The property is directly associated with Archibald Kerr who hired William Thomas to build the residence around 1850 for Kerr and his family. Kerr was a local merchant who founded A & T.C. Kerr and Company, with his brother Thomas Kerr. Archibald Kerr was also founder of the Board and Trade, an investor in Burlington Bay Dock and Shipbuilding company, and founding director of the first life insurance company in Canada, the Canadian Life Assurance Company.

The property is also associated with John Stuart. Stuart was a prominent figure in the late-19th century. Stuart began his career as a founding member of the Harvey, Stuart and Company wholesale grocers. He was Director of the Wellington, Grey & Bruce Railway line, the Hamilton Lake-Erie railroads, served as the President of the Hamilton & North Western Railway and was involved in the construction of the Canadian Pacific Railway. Stuart held other prestigious positions, most notably as one of the founders of the Bank of Hamilton in 1872.

In addition, the property is associated with architect William Thomas. William Thomas is considered to have been a leader in proficiency in the Gothic Revival style. He was an influential architect in the 19th century whose prolific body of work includes highly regarded and recognizable institutional, ecclesiastical, residential, commercial and industrial buildings across southern Ontario.

The heritage attributes that are essential to the cultural heritage value of this property are: the two and a half storey stone residential building built circa 1850; the associated retaining wall fronting on Inglewood Drive which maintains the viewpoints; the mature trees and landscaping found around the property; its frontage onto Inglewood Drive; the remaining views looking north to the lower city from the northern elevation; and the building’s visibility from James Mountain Drive.

Attributes of the exterior of the dwelling include:
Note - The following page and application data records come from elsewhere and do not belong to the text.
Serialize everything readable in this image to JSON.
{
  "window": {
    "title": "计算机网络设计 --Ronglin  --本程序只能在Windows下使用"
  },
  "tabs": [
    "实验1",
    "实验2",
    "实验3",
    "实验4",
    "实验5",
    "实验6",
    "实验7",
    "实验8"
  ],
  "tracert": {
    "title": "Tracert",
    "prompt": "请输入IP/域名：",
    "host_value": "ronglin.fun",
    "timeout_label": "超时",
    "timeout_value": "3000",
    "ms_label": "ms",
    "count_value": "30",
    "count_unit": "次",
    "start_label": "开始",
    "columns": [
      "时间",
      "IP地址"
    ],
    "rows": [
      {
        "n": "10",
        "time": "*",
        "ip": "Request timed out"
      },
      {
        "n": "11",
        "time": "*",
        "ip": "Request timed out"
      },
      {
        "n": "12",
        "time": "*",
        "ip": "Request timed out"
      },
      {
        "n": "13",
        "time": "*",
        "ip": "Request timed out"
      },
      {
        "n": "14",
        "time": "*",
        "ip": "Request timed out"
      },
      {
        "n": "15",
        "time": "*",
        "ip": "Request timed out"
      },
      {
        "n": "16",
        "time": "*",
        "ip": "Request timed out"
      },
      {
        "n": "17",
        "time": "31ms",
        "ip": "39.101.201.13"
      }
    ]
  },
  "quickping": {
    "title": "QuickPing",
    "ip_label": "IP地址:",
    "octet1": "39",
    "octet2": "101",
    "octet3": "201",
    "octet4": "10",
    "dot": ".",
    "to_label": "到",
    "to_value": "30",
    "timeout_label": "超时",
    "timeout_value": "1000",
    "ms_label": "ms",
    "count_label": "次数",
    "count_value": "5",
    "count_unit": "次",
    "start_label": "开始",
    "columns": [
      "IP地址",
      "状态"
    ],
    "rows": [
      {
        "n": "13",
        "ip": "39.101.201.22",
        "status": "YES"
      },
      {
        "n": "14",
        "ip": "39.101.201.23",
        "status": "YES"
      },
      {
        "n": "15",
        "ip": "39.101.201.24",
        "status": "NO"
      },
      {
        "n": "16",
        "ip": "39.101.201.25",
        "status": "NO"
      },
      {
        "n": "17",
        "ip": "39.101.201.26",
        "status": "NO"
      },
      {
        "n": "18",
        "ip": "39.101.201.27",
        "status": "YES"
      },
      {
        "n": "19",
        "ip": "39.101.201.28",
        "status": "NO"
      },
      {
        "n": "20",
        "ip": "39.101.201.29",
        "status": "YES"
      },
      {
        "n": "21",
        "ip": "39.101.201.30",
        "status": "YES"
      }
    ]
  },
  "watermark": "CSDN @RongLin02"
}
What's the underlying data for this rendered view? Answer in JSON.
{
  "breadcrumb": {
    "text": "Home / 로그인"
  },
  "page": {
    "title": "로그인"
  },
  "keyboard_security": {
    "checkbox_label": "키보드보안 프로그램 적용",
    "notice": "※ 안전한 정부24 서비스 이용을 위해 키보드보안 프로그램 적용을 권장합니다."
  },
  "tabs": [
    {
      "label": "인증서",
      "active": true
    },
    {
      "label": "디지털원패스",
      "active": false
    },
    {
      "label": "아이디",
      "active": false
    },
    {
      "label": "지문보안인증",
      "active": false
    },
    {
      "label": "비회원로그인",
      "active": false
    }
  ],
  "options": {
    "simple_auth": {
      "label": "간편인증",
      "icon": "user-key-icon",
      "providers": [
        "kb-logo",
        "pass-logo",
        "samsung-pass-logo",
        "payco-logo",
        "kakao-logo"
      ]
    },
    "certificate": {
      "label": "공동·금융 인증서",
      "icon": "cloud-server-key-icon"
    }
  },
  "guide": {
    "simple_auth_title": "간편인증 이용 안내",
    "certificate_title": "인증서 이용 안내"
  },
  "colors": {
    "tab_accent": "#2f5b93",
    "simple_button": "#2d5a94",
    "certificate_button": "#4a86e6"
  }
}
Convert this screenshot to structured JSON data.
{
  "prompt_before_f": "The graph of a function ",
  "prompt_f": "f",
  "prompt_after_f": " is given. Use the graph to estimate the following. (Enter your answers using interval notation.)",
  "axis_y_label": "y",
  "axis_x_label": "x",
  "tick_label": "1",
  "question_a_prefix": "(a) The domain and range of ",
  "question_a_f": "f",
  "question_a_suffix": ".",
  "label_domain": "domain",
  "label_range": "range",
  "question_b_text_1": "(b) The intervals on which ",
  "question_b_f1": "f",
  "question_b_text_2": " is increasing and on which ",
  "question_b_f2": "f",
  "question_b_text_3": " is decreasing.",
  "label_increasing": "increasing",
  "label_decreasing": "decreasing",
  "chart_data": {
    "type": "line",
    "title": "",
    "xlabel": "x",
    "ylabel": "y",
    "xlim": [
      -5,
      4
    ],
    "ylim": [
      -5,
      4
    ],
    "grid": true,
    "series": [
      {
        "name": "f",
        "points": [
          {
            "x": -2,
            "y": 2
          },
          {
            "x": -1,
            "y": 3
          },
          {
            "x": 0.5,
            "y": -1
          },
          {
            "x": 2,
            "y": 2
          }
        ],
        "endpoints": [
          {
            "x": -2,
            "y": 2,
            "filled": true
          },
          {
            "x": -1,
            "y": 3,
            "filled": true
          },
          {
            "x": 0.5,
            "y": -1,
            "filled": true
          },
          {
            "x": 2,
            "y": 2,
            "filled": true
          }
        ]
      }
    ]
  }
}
  • The two and a half storey height and orientation of the building;
  • The irregular massing of form and its overall emphasized height;
  • The steeply pitched roof and varied roof line;
  • The gable peak lancet windows;
  • The Victorian cupola;
  • The three triple stacked brick chimneys and the central grouping of four chimney stacks;
  • The large, smooth, cut limestone exteriors;
  • The corbelled cornice which separates the ground and first level;
  • The stone buttress wall on the façade (east elevation);
  • The arched door opening and large stone voussoir located on the north side of the stone buttress wall;
  • The projecting triple bay window of the solarium room located on the south-east corner;
  • The three bay façade (east elevation) with central gable peak with pointed arched window;
  • The carved wooden door, sidelights, and pointed transom opening;
  • The original door hardware including knob, mail slot and knocker;
  • The projecting single storey bay window, composed of three rectangular double hung, single paned wooden windows overlaid with a simple drip moulding, decorative corbelled floral cornice;
  • Intricate stone carved faces found on the north elevation;
  • The decorative drip moulding surrounding the windows;
  • The double lancet wood windows set in cut stone rectangular framing;
  • The covered open porch on the north elevation, including the decorative wooden post, wood railings and flooring; and,
  • The stone foundation made of course rubble stones.

Attributes of the interior of the dwelling include:

  • Unit 1 Dining Room:
    • Decorative Plaster Ceiling.
  • Unit 2 Front Entrance Vestibule Area:
    • Carved quarter cut American white oak doors and casings;
    • Stain glass transom and side lights; and,
    • Decorative plaster ceilings and details.